What was in the envelope that the wealthy Haastrecht mayor Paulina Bisdom van Vliet (1840-1923) had placed in a safe with a notary shortly before her death? The taped, tied and five-fold sealed envelope should not be opened until a hundred years after her death, she determined. Did it say anything about an illegitimate child, about amounts of money that could be distributed? Or was there gold somewhere in the garden?
None of that was evident this afternoon when the content was announced. The envelope contained a diary of hers from the year 1882. These are her personal thoughts and feelings, especially those about her husband Johan Le Fèvre de Montigny who died in September 1881. 1882 was therefore the most difficult year of her life, wrote the mayor’s wife.
The contents of the envelope were announced amid great interest:
“For us this is of great historical significance,” says chairman Ancora Dupain of the Diocese of Vliet Foundation. “It cannot be expressed in money. Paulina gives us a glimpse into her personal life. She actually preferred to die, but she finds comfort in nature and her trust in God.”
The contents of the diary will not be made public. “The sorrow it expresses must be respected,” says Dupain. “We don’t do that by letting others read it.”
An exception is made for a few pages. These were placed on panels in her former home. It is now a museum, as Paulina decided after her husband’s early death. It is still furnished exactly as it was when she still lived there.

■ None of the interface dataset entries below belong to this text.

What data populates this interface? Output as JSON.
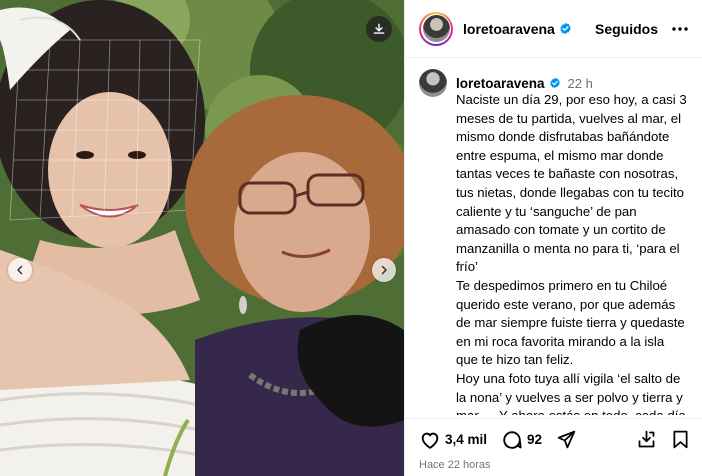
{
  "post": {
    "username": "loretoaravena",
    "follow_state": "Seguidos",
    "more_icon": "more-horizontal-icon",
    "verified_color": "#0095f6"
  },
  "caption": {
    "username": "loretoaravena",
    "time": "22 h",
    "paragraphs": [
      "Naciste un día 29, por eso hoy, a casi 3 meses de tu partida, vuelves al mar, el mismo donde disfrutabas bañándote entre espuma, el mismo mar donde tantas veces te bañaste con nosotras, tus nietas, donde llegabas con tu tecito caliente y tu ‘sanguche’ de pan amasado con tomate y un cortito de manzanilla o menta no para ti, ‘para el frío’",
      "Te despedimos primero en tu Chiloé querido este verano, por que además de mar siempre fuiste tierra y quedaste en mi roca favorita mirando a la isla que te hizo tan feliz.",
      "Hoy una foto tuya allí vigila ‘el salto de la nona’ y vuelves a ser polvo y tierra y mar…. Y ahora estás en todo, cada día en algún detalle y aunque aún espero verte en la ventana al llegar sé que desde arriba nos cuidas con tu amor"
    ]
  },
  "actions": {
    "likes": "3,4 mil",
    "comments": "92",
    "posted": "Hace 22 horas"
  },
  "media": {
    "download_icon": "download-icon",
    "prev_icon": "chevron-left-icon",
    "next_icon": "chevron-right-icon"
  }
}
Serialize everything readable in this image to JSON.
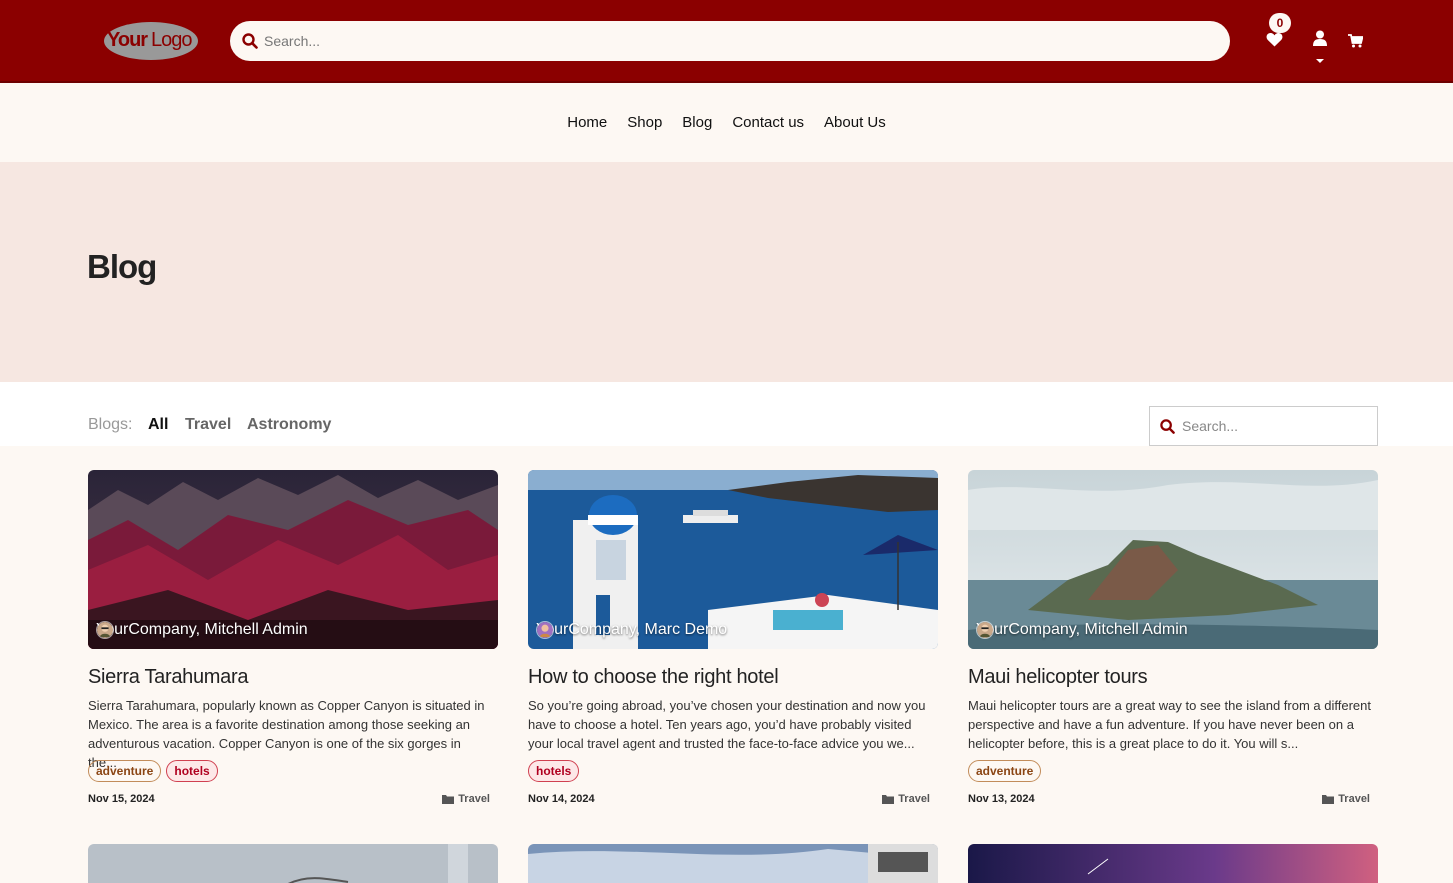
{
  "header": {
    "logo_text": "YourLogo",
    "search_placeholder": "Search...",
    "wishlist_count": "0",
    "brand_color": "#8b0000"
  },
  "nav": {
    "items": [
      {
        "label": "Home"
      },
      {
        "label": "Shop"
      },
      {
        "label": "Blog"
      },
      {
        "label": "Contact us"
      },
      {
        "label": "About Us"
      }
    ]
  },
  "hero": {
    "title": "Blog"
  },
  "filters": {
    "label": "Blogs:",
    "items": [
      {
        "label": "All",
        "active": true
      },
      {
        "label": "Travel",
        "active": false
      },
      {
        "label": "Astronomy",
        "active": false
      }
    ],
    "search_placeholder": "Search..."
  },
  "posts": [
    {
      "author": "YourCompany, Mitchell Admin",
      "title": "Sierra Tarahumara",
      "excerpt": "Sierra Tarahumara, popularly known as Copper Canyon is situated in Mexico. The area is a favorite destination among those seeking an adventurous vacation. Copper Canyon is one of the six gorges in the...",
      "tags": [
        "adventure",
        "hotels"
      ],
      "date": "Nov 15, 2024",
      "category": "Travel"
    },
    {
      "author": "YourCompany, Marc Demo",
      "title": "How to choose the right hotel",
      "excerpt": "So you’re going abroad, you’ve chosen your destination and now you have to choose a hotel. Ten years ago, you’d have probably visited your local travel agent and trusted the face-to-face advice you we...",
      "tags": [
        "hotels"
      ],
      "date": "Nov 14, 2024",
      "category": "Travel"
    },
    {
      "author": "YourCompany, Mitchell Admin",
      "title": "Maui helicopter tours",
      "excerpt": "Maui helicopter tours are a great way to see the island from a different perspective and have a fun adventure. If you have never been on a helicopter before, this is a great place to do it. You will s...",
      "tags": [
        "adventure"
      ],
      "date": "Nov 13, 2024",
      "category": "Travel"
    }
  ]
}
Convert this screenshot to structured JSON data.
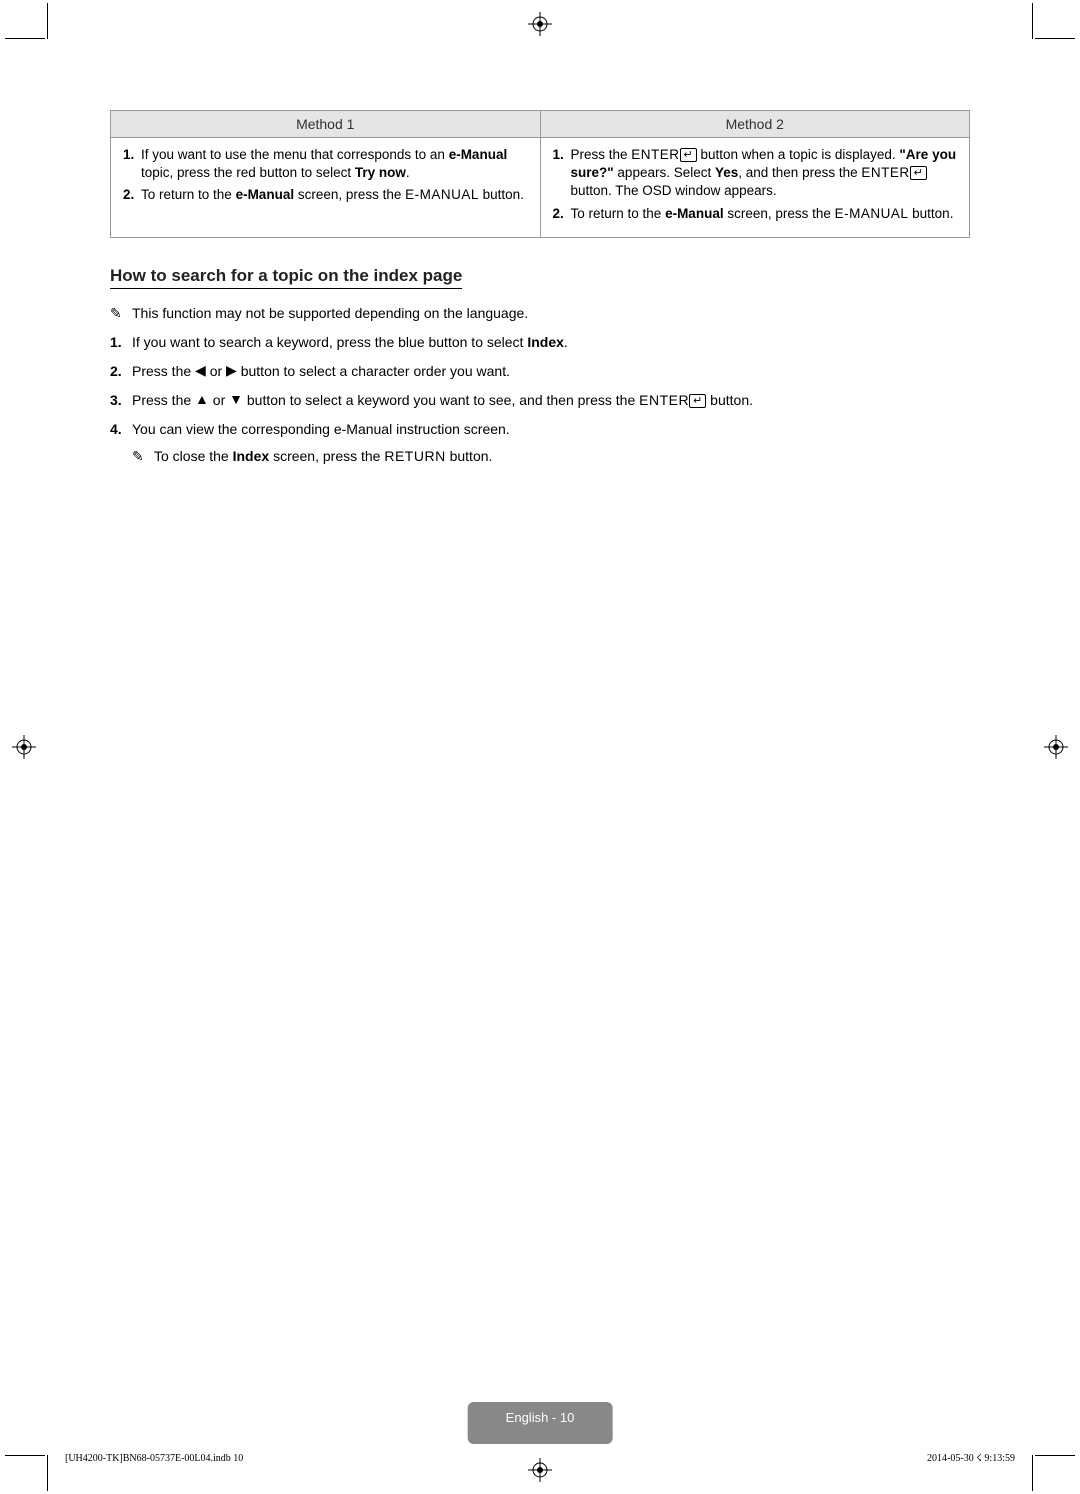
{
  "table": {
    "header1": "Method 1",
    "header2": "Method 2",
    "m1_1_num": "1.",
    "m1_1_a": "If you want to use the menu that corresponds to an ",
    "m1_1_b": "e-Manual",
    "m1_1_c": " topic, press the red button to select ",
    "m1_1_d": "Try now",
    "m1_1_e": ".",
    "m1_2_num": "2.",
    "m1_2_a": "To return to the ",
    "m1_2_b": "e-Manual",
    "m1_2_c": " screen, press the ",
    "m1_2_d": "E-MANUAL",
    "m1_2_e": " button.",
    "m2_1_num": "1.",
    "m2_1_a": "Press the ",
    "m2_1_b": "ENTER",
    "m2_1_c": " button when a topic is displayed. ",
    "m2_1_d": "\"Are you sure?\"",
    "m2_1_e": " appears. Select ",
    "m2_1_f": "Yes",
    "m2_1_g": ", and then press the ",
    "m2_1_h": "ENTER",
    "m2_1_i": " button. The OSD window appears.",
    "m2_2_num": "2.",
    "m2_2_a": "To return to the ",
    "m2_2_b": "e-Manual",
    "m2_2_c": " screen, press the ",
    "m2_2_d": "E-MANUAL",
    "m2_2_e": " button."
  },
  "section_title": "How to search for a topic on the index page",
  "note1": "This function may not be supported depending on the language.",
  "step1_num": "1.",
  "step1_a": "If you want to search a keyword, press the blue button to select ",
  "step1_b": "Index",
  "step1_c": ".",
  "step2_num": "2.",
  "step2_a": "Press the ",
  "step2_b": " or ",
  "step2_c": " button to select a character order you want.",
  "step3_num": "3.",
  "step3_a": "Press the ",
  "step3_b": " or ",
  "step3_c": " button to select a keyword you want to see, and then press the ",
  "step3_d": "ENTER",
  "step3_e": " button.",
  "step4_num": "4.",
  "step4_txt": "You can view the corresponding e-Manual instruction screen.",
  "step4_note_a": "To close the ",
  "step4_note_b": "Index",
  "step4_note_c": " screen, press the ",
  "step4_note_d": "RETURN",
  "step4_note_e": " button.",
  "badge": "English - 10",
  "footer_left": "[UH4200-TK]BN68-05737E-00L04.indb   10",
  "footer_right": "2014-05-30   ☇ 9:13:59",
  "glyphs": {
    "note_icon": "✎",
    "enter_arrow": "↵",
    "left": "◀",
    "right": "▶",
    "up": "▲",
    "down": "▼"
  }
}
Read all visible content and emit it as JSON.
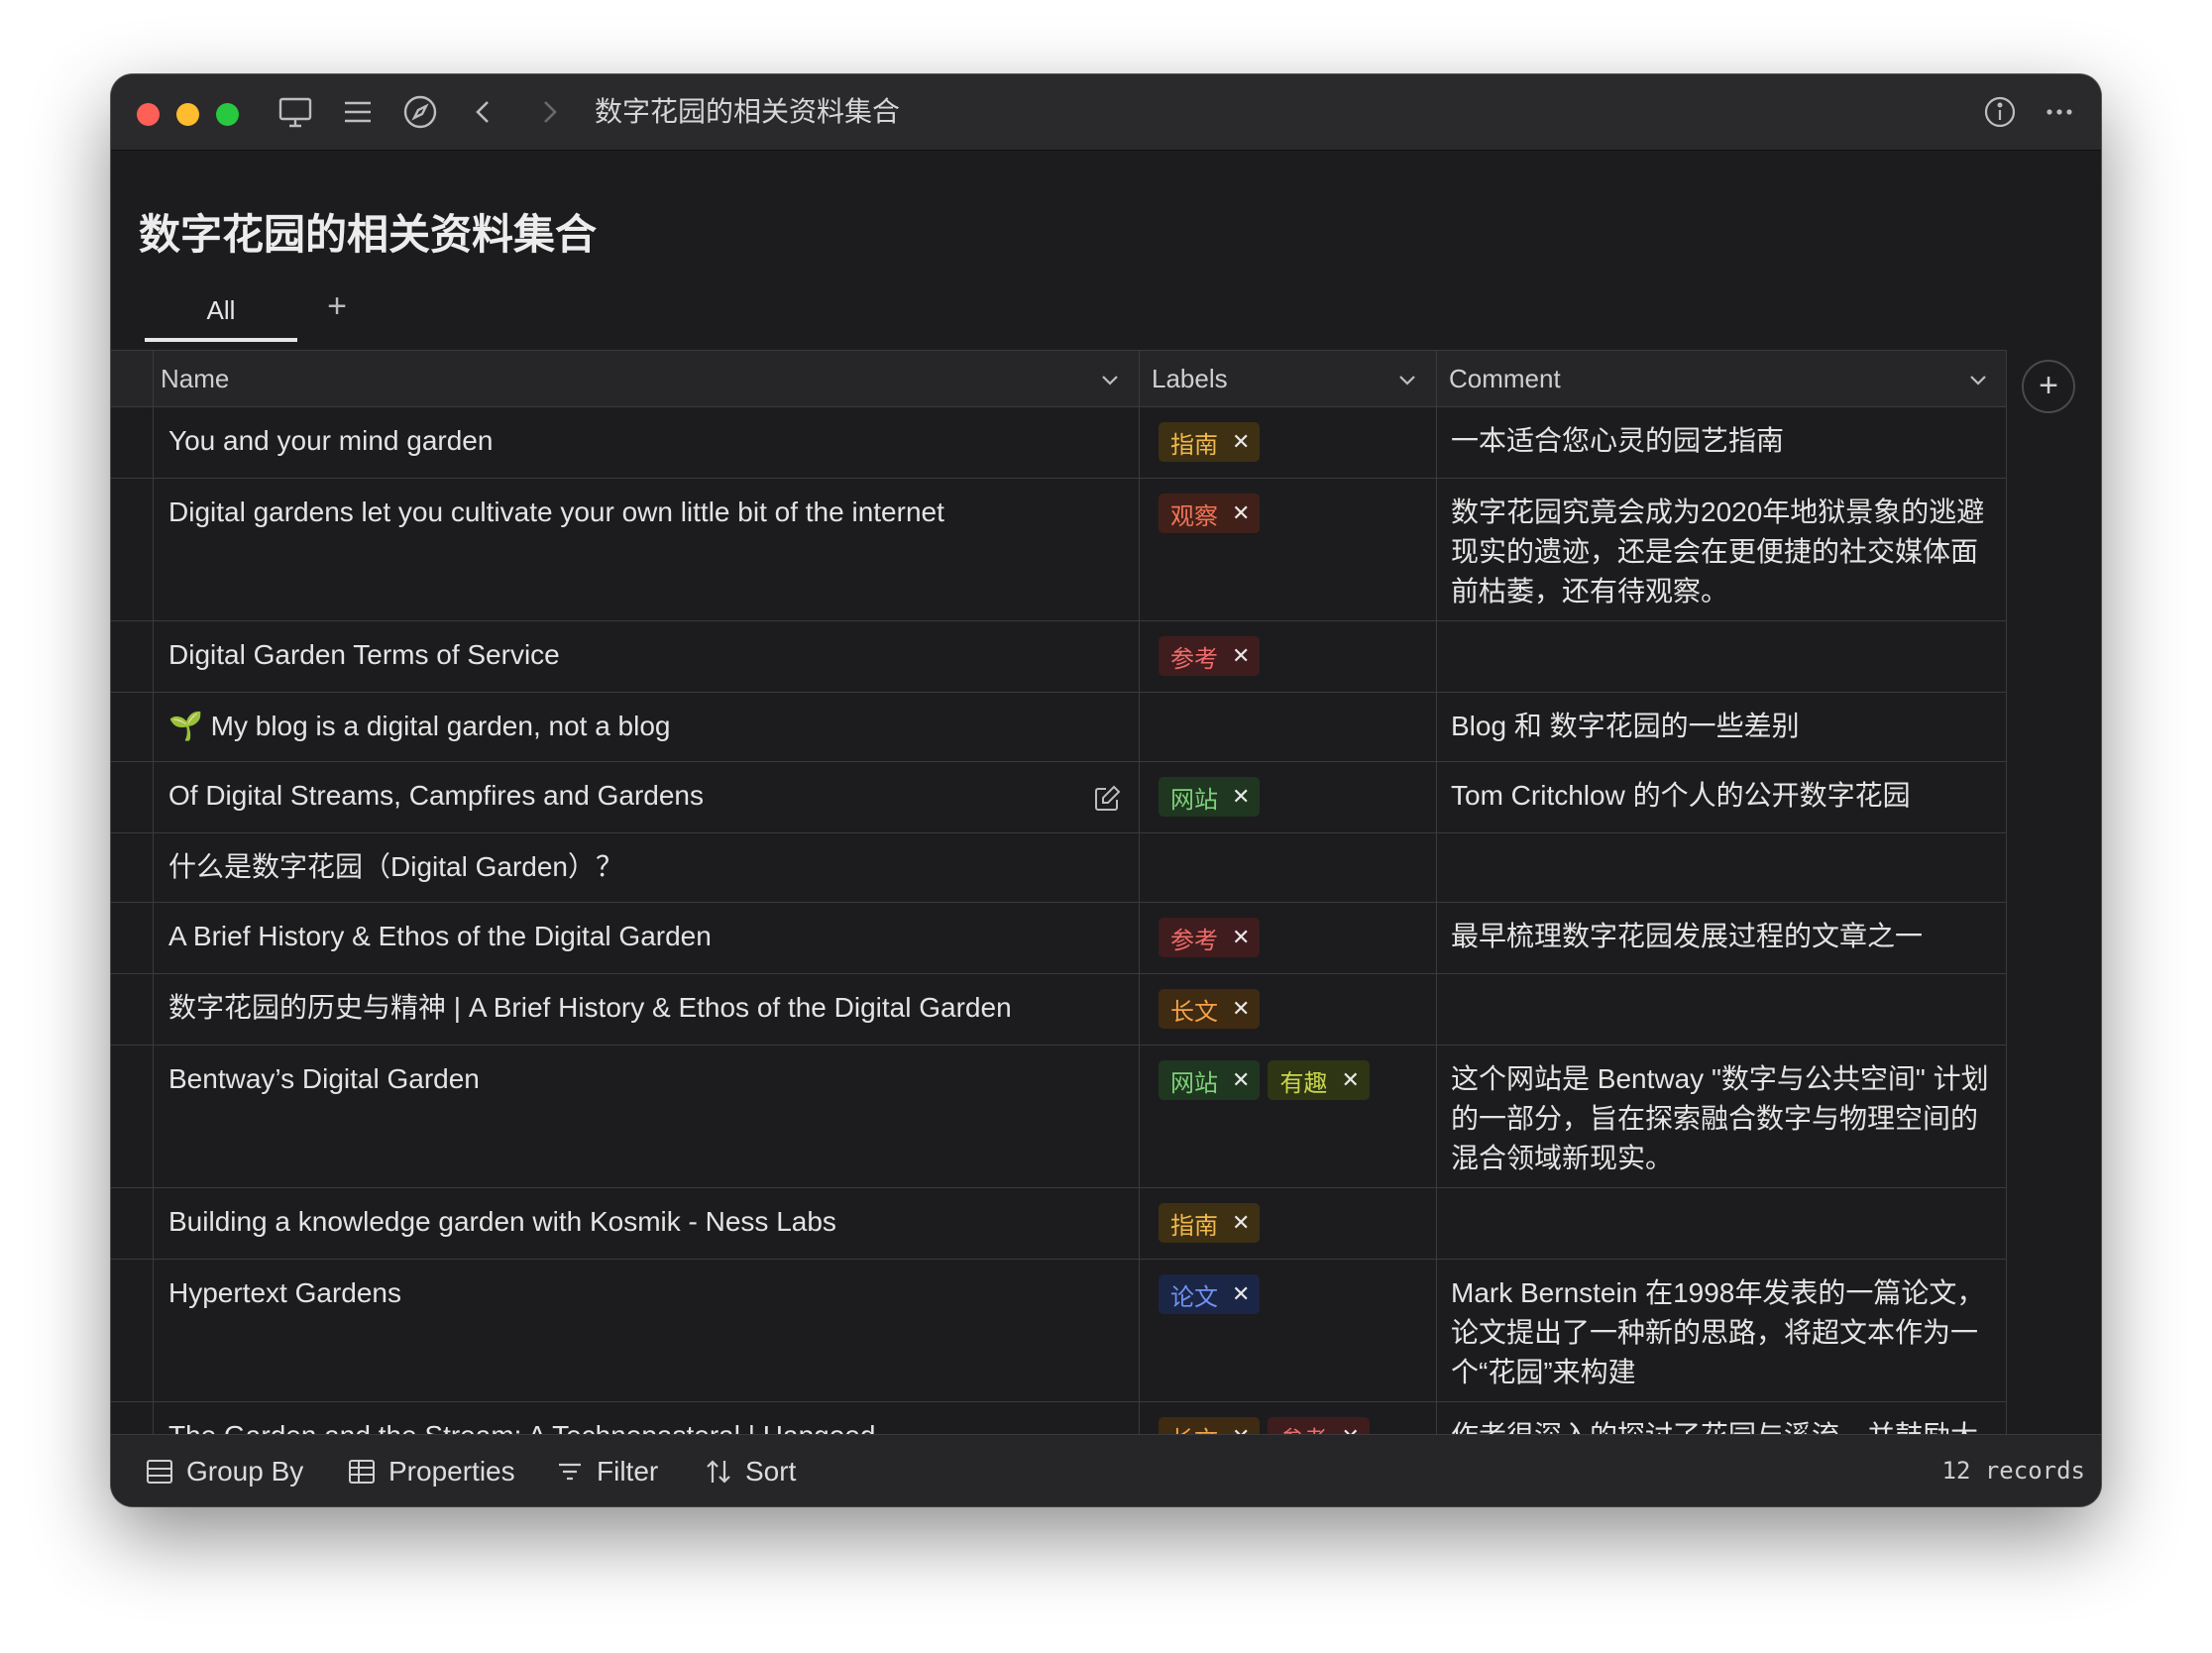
{
  "window": {
    "title": "数字花园的相关资料集合"
  },
  "page": {
    "title": "数字花园的相关资料集合"
  },
  "tabs": [
    {
      "label": "All",
      "active": true
    }
  ],
  "tab_add_label": "+",
  "columns": {
    "name": "Name",
    "labels": "Labels",
    "comment": "Comment"
  },
  "add_column_label": "+",
  "tag_colors": {
    "指南": {
      "bg": "#3d3013",
      "fg": "#f2b84b"
    },
    "观察": {
      "bg": "#42201a",
      "fg": "#f07555"
    },
    "参考": {
      "bg": "#3f1c1d",
      "fg": "#ef6b6b"
    },
    "网站": {
      "bg": "#1f3620",
      "fg": "#7fd07a"
    },
    "长文": {
      "bg": "#3f2a12",
      "fg": "#f3a24a"
    },
    "有趣": {
      "bg": "#2e3514",
      "fg": "#c8d64c"
    },
    "论文": {
      "bg": "#1b2545",
      "fg": "#6f93f2"
    }
  },
  "rows": [
    {
      "name": "You and your mind garden",
      "labels": [
        "指南"
      ],
      "comment": "一本适合您心灵的园艺指南",
      "height": 72
    },
    {
      "name": "Digital gardens let you cultivate your own little bit of the internet",
      "labels": [
        "观察"
      ],
      "comment": "数字花园究竟会成为2020年地狱景象的逃避现实的遗迹，还是会在更便捷的社交媒体面前枯萎，还有待观察。",
      "height": 144
    },
    {
      "name": "Digital Garden Terms of Service",
      "labels": [
        "参考"
      ],
      "comment": "",
      "height": 72
    },
    {
      "name": "🌱 My blog is a digital garden, not a blog",
      "labels": [],
      "comment": "Blog 和 数字花园的一些差别",
      "height": 70
    },
    {
      "name": "Of Digital Streams, Campfires and Gardens",
      "labels": [
        "网站"
      ],
      "comment": "Tom Critchlow 的个人的公开数字花园",
      "height": 72,
      "edit": true
    },
    {
      "name": "什么是数字花园（Digital Garden）？",
      "labels": [],
      "comment": "",
      "height": 70
    },
    {
      "name": "A Brief History & Ethos of the Digital Garden",
      "labels": [
        "参考"
      ],
      "comment": "最早梳理数字花园发展过程的文章之一",
      "height": 72
    },
    {
      "name": "数字花园的历史与精神 | A Brief History & Ethos of the Digital Garden",
      "labels": [
        "长文"
      ],
      "comment": "",
      "height": 72
    },
    {
      "name": "Bentway’s Digital Garden",
      "labels": [
        "网站",
        "有趣"
      ],
      "comment": "这个网站是  Bentway \"数字与公共空间\" 计划的一部分，旨在探索融合数字与物理空间的混合领域新现实。",
      "height": 144
    },
    {
      "name": "Building a knowledge garden with Kosmik - Ness Labs",
      "labels": [
        "指南"
      ],
      "comment": "",
      "height": 72
    },
    {
      "name": "Hypertext Gardens",
      "labels": [
        "论文"
      ],
      "comment": "Mark Bernstein 在1998年发表的一篇论文，论文提出了一种新的思路，将超文本作为一个“花园”来构建",
      "height": 144
    },
    {
      "name": "The Garden and the Stream: A Technopastoral | Hapgood",
      "labels": [
        "长文",
        "参考"
      ],
      "comment": "作者很深入的探讨了花园与溪流，并鼓励大",
      "height": 100
    }
  ],
  "footer": {
    "group_by": "Group By",
    "properties": "Properties",
    "filter": "Filter",
    "sort": "Sort",
    "records": "12 records"
  }
}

- After 100 years of guessing, Haastrecht’s secret is revealed today